State the number of lines in these records that include the word "double", and add nothing to it.
*** GIVEN RECORDS ***
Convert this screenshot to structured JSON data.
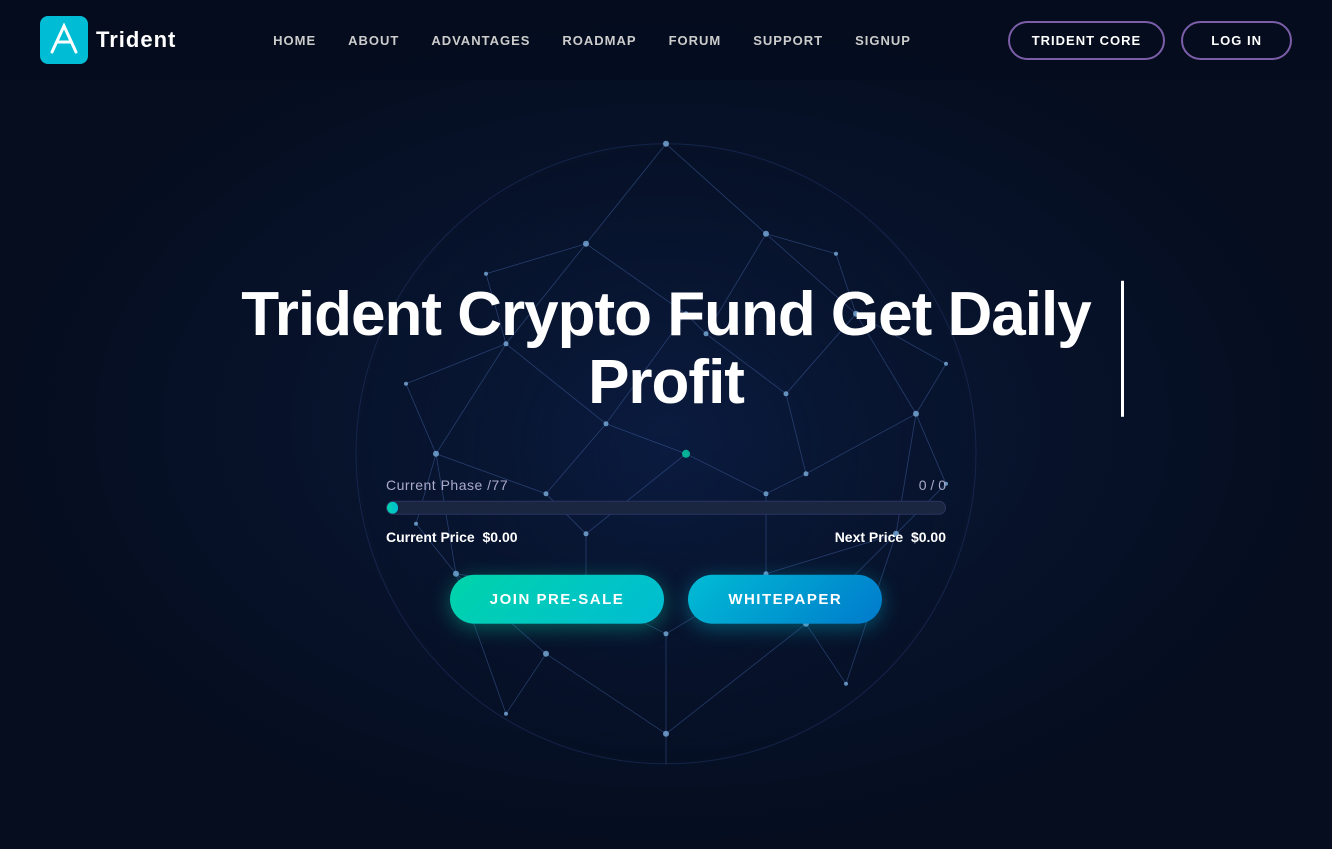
{
  "navbar": {
    "logo_text": "Trident",
    "links": [
      {
        "label": "HOME",
        "id": "home"
      },
      {
        "label": "ABOUT",
        "id": "about"
      },
      {
        "label": "ADVANTAGES",
        "id": "advantages"
      },
      {
        "label": "ROADMAP",
        "id": "roadmap"
      },
      {
        "label": "FORUM",
        "id": "forum"
      },
      {
        "label": "SUPPORT",
        "id": "support"
      },
      {
        "label": "SIGNUP",
        "id": "signup"
      }
    ],
    "trident_core_label": "TRIDENT CORE",
    "login_label": "LOG IN"
  },
  "hero": {
    "title": "Trident Crypto Fund Get Daily Profit",
    "phase_label": "Current Phase /77",
    "phase_count": "0 / 0",
    "progress_percent": 2,
    "current_price_label": "Current Price",
    "current_price_value": "$0.00",
    "next_price_label": "Next Price",
    "next_price_value": "$0.00",
    "join_btn_label": "JOIN PRE-SALE",
    "whitepaper_btn_label": "WHITEPAPER"
  },
  "colors": {
    "accent_teal": "#00d4aa",
    "accent_blue": "#00bcd4",
    "nav_border": "#7b5ea7",
    "bg_dark": "#050d1f"
  }
}
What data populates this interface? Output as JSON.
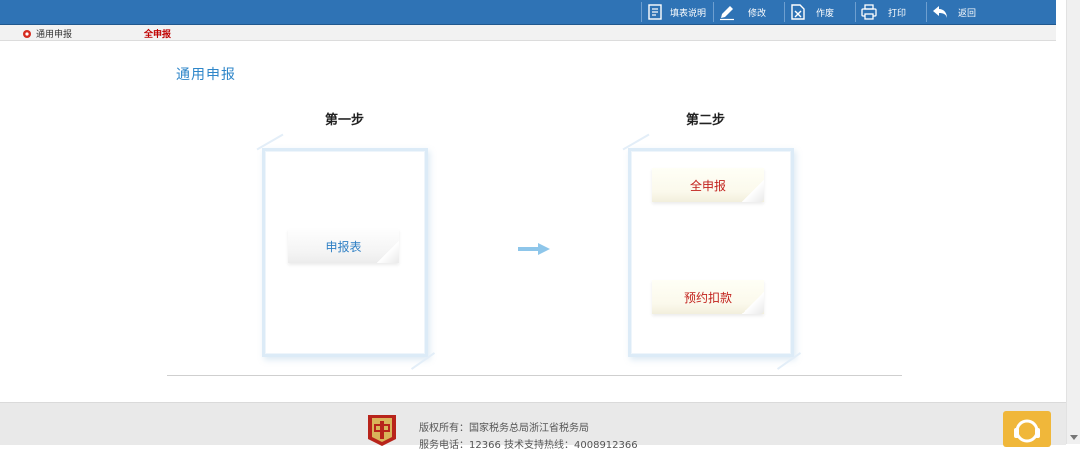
{
  "toolbar": {
    "fill_instructions": "填表说明",
    "modify": "修改",
    "void": "作废",
    "print": "打印",
    "back": "返回"
  },
  "breadcrumb": {
    "home": "通用申报",
    "active": "全申报"
  },
  "page": {
    "title": "通用申报",
    "step1_label": "第一步",
    "step2_label": "第二步",
    "step1_button": "申报表",
    "step2_button_full": "全申报",
    "step2_button_reserve": "预约扣款"
  },
  "footer": {
    "copyright": "版权所有：国家税务总局浙江省税务局",
    "service": "服务电话：12366 技术支持热线：4008912366"
  },
  "colors": {
    "topbar": "#2f73b5",
    "title": "#2e86c9",
    "active_crumb": "#c00000",
    "arrow": "#8ec6ea"
  }
}
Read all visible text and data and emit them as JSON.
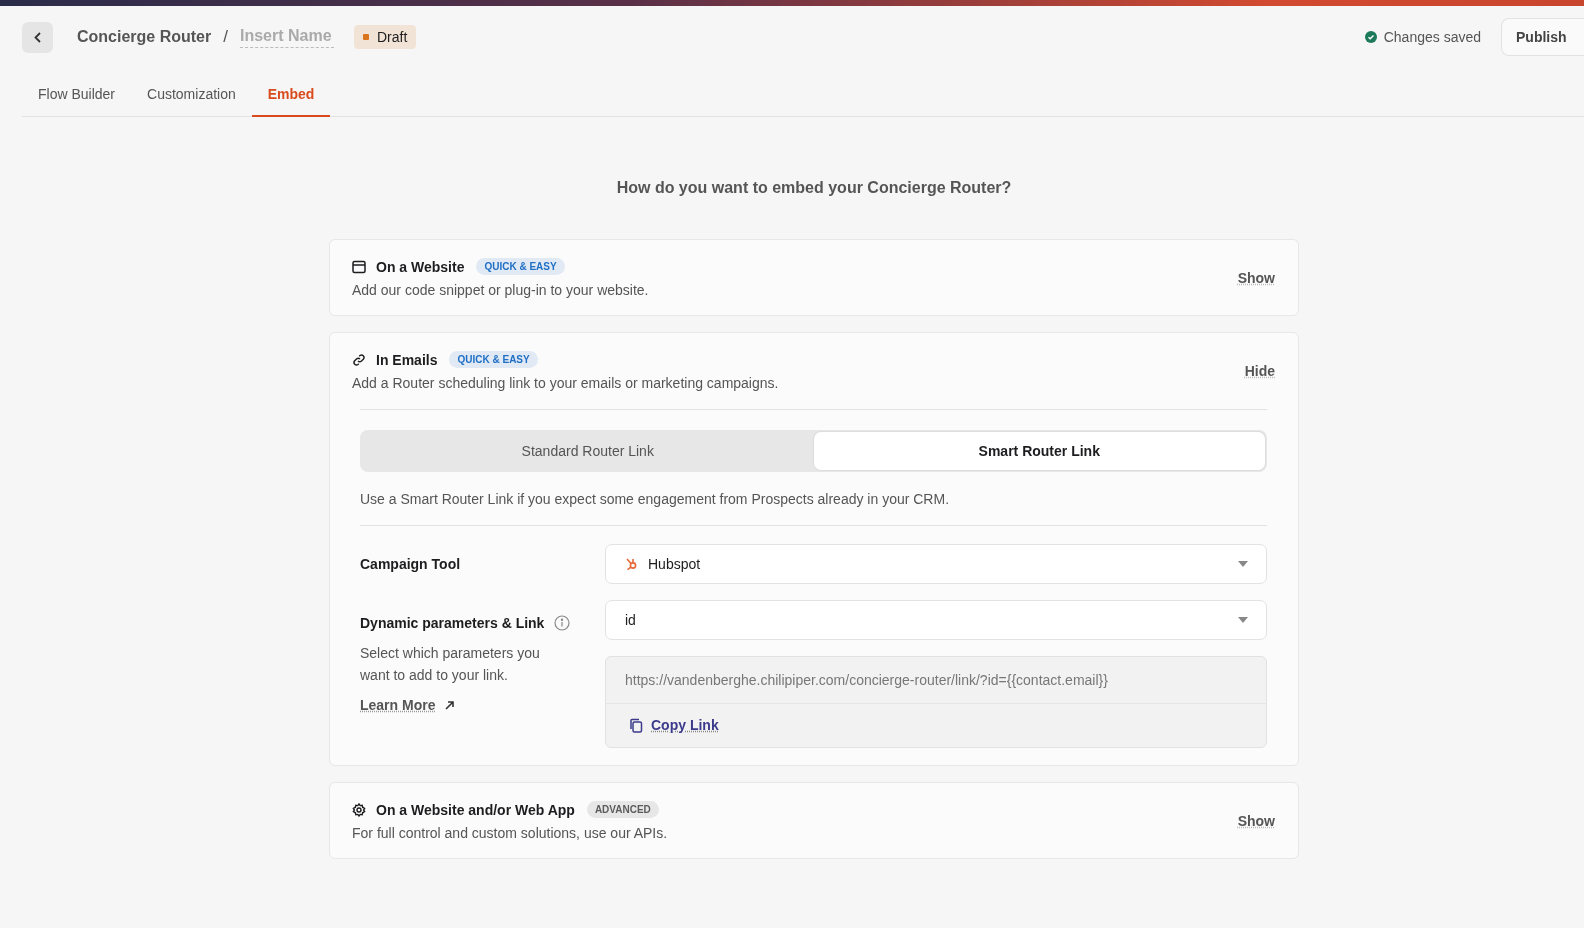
{
  "header": {
    "breadcrumb": "Concierge Router",
    "separator": "/",
    "name_field": {
      "placeholder": "Insert Name"
    },
    "status_badge": "Draft",
    "save_status": "Changes saved",
    "publish_button": "Publish"
  },
  "tabs": [
    {
      "label": "Flow Builder",
      "selected": false
    },
    {
      "label": "Customization",
      "selected": false
    },
    {
      "label": "Embed",
      "selected": true
    }
  ],
  "question": "How do you want to embed your Concierge Router?",
  "sections": [
    {
      "kind": "website",
      "title": "On a Website",
      "badge": "QUICK & EASY",
      "color": "#1f6fc5",
      "description": "Add our code snippet or plug-in to your website.",
      "toggle": "Show"
    },
    {
      "kind": "email",
      "title": "In Emails",
      "badge": "QUICK & EASY",
      "color": "#1f6fc5",
      "description": "Add a Router scheduling link to your emails or marketing campaigns.",
      "toggle": "Hide",
      "options": [
        {
          "label": "Standard Router Link",
          "selected": false
        },
        {
          "label": "Smart Router Link",
          "selected": true
        }
      ],
      "hint": "Use a Smart Router Link if you expect some engagement from Prospects already in your CRM.",
      "campaign_tool": {
        "label": "Campaign Tool",
        "value": "Hubspot"
      },
      "parameters": {
        "label": "Dynamic parameters & Link",
        "help": "Select which parameters you want to add to your link.",
        "learn_more": "Learn More",
        "value": "id",
        "link": "https://vandenberghe.chilipiper.com/concierge-router/link/?id={{contact.email}}",
        "copy": "Copy Link"
      }
    },
    {
      "kind": "api",
      "title": "On a Website and/or Web App",
      "badge": "ADVANCED",
      "color": "#5c5c5c",
      "description": "For full control and custom solutions, use our APIs.",
      "toggle": "Show"
    }
  ]
}
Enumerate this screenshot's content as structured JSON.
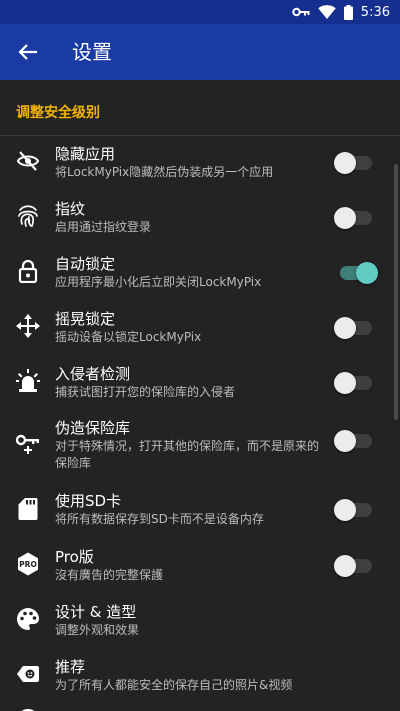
{
  "status_bar": {
    "time": "5:36",
    "icons": [
      "key-icon",
      "wifi-icon",
      "battery-icon"
    ]
  },
  "app_bar": {
    "title": "设置",
    "back_icon": "arrow-left-icon"
  },
  "section": {
    "label": "调整安全级别"
  },
  "colors": {
    "app_bar": "#1a3aa4",
    "status_bar": "#142f8f",
    "accent": "#f3b400",
    "toggle_on": "#62cbc4",
    "background": "#232323"
  },
  "settings": [
    {
      "icon": "eye-off-icon",
      "title": "隐藏应用",
      "subtitle": "将LockMyPix隐藏然后伪装成另一个应用",
      "toggle": false
    },
    {
      "icon": "fingerprint-icon",
      "title": "指纹",
      "subtitle": "启用通过指纹登录",
      "toggle": false
    },
    {
      "icon": "lock-icon",
      "title": "自动锁定",
      "subtitle": "应用程序最小化后立即关闭LockMyPix",
      "toggle": true
    },
    {
      "icon": "move-icon",
      "title": "摇晃锁定",
      "subtitle": "摇动设备以锁定LockMyPix",
      "toggle": false
    },
    {
      "icon": "alarm-light-icon",
      "title": "入侵者检测",
      "subtitle": "捕获试图打开您的保险库的入侵者",
      "toggle": false
    },
    {
      "icon": "key-plus-icon",
      "title": "伪造保险库",
      "subtitle": "对于特殊情况，打开其他的保险库，而不是原来的保险库",
      "toggle": false
    },
    {
      "icon": "sd-card-icon",
      "title": "使用SD卡",
      "subtitle": "将所有数据保存到SD卡而不是设备内存",
      "toggle": false
    },
    {
      "icon": "pro-badge-icon",
      "title": "Pro版",
      "subtitle": "沒有廣告的完整保護",
      "toggle": false
    },
    {
      "icon": "palette-icon",
      "title": "设计 & 造型",
      "subtitle": "调整外观和效果"
    },
    {
      "icon": "recommend-icon",
      "title": "推荐",
      "subtitle": "为了所有人都能安全的保存自己的照片&视频"
    }
  ]
}
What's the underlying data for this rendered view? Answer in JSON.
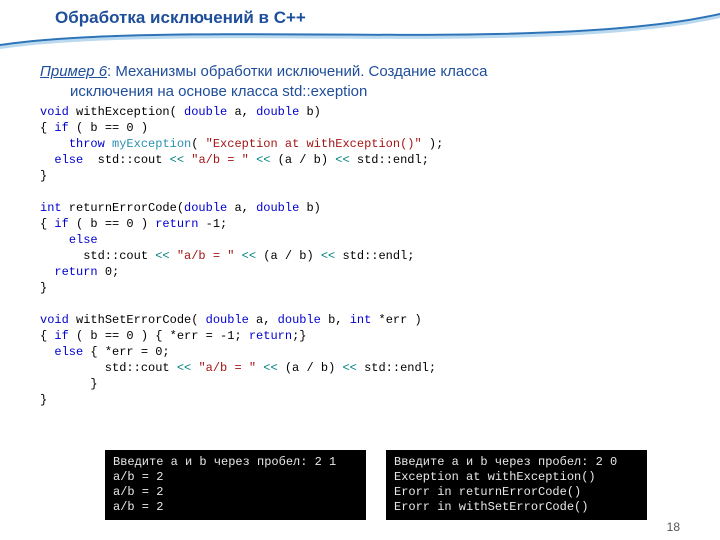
{
  "header": {
    "title": "Обработка исключений в С++"
  },
  "subtitle": {
    "label": "Пример 6",
    "text1": ": Механизмы обработки исключений. Создание класса",
    "text2": "исключения на основе класса std::exeption"
  },
  "code": {
    "l1a": "void",
    "l1b": " withException( ",
    "l1c": "double",
    "l1d": " a, ",
    "l1e": "double",
    "l1f": " b)",
    "l2a": "{ ",
    "l2b": "if",
    "l2c": " ( b == 0 )",
    "l3a": "    ",
    "l3b": "throw",
    "l3c": " ",
    "l3d": "myException",
    "l3e": "( ",
    "l3f": "\"Exception at withException()\"",
    "l3g": " );",
    "l4a": "  ",
    "l4b": "else",
    "l4c": "  std::cout ",
    "l4d": "<<",
    "l4e": " ",
    "l4f": "\"a/b = \"",
    "l4g": " ",
    "l4h": "<<",
    "l4i": " (a / b) ",
    "l4j": "<<",
    "l4k": " std::endl;",
    "l5": "}",
    "l7a": "int",
    "l7b": " returnErrorCode(",
    "l7c": "double",
    "l7d": " a, ",
    "l7e": "double",
    "l7f": " b)",
    "l8a": "{ ",
    "l8b": "if",
    "l8c": " ( b == 0 ) ",
    "l8d": "return",
    "l8e": " -1;",
    "l9a": "    ",
    "l9b": "else",
    "l10a": "      std::cout ",
    "l10b": "<<",
    "l10c": " ",
    "l10d": "\"a/b = \"",
    "l10e": " ",
    "l10f": "<<",
    "l10g": " (a / b) ",
    "l10h": "<<",
    "l10i": " std::endl;",
    "l11a": "  ",
    "l11b": "return",
    "l11c": " 0;",
    "l12": "}",
    "l14a": "void",
    "l14b": " withSetErrorCode( ",
    "l14c": "double",
    "l14d": " a, ",
    "l14e": "double",
    "l14f": " b, ",
    "l14g": "int",
    "l14h": " *err )",
    "l15a": "{ ",
    "l15b": "if",
    "l15c": " ( b == 0 ) { *err = -1; ",
    "l15d": "return",
    "l15e": ";}",
    "l16a": "  ",
    "l16b": "else",
    "l16c": " { *err = 0;",
    "l17a": "         std::cout ",
    "l17b": "<<",
    "l17c": " ",
    "l17d": "\"a/b = \"",
    "l17e": " ",
    "l17f": "<<",
    "l17g": " (a / b) ",
    "l17h": "<<",
    "l17i": " std::endl;",
    "l18": "       }",
    "l19": "}"
  },
  "console1": {
    "line1": "Введите a и b через пробел: 2 1",
    "line2": "a/b = 2",
    "line3": "a/b = 2",
    "line4": "a/b = 2"
  },
  "console2": {
    "line1": "Введите a и b через пробел: 2 0",
    "line2": "Exception at withException()",
    "line3": "Erorr in returnErrorCode()",
    "line4": "Erorr in withSetErrorCode()"
  },
  "page": "18"
}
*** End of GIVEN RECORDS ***
• [RESPONSE]:
6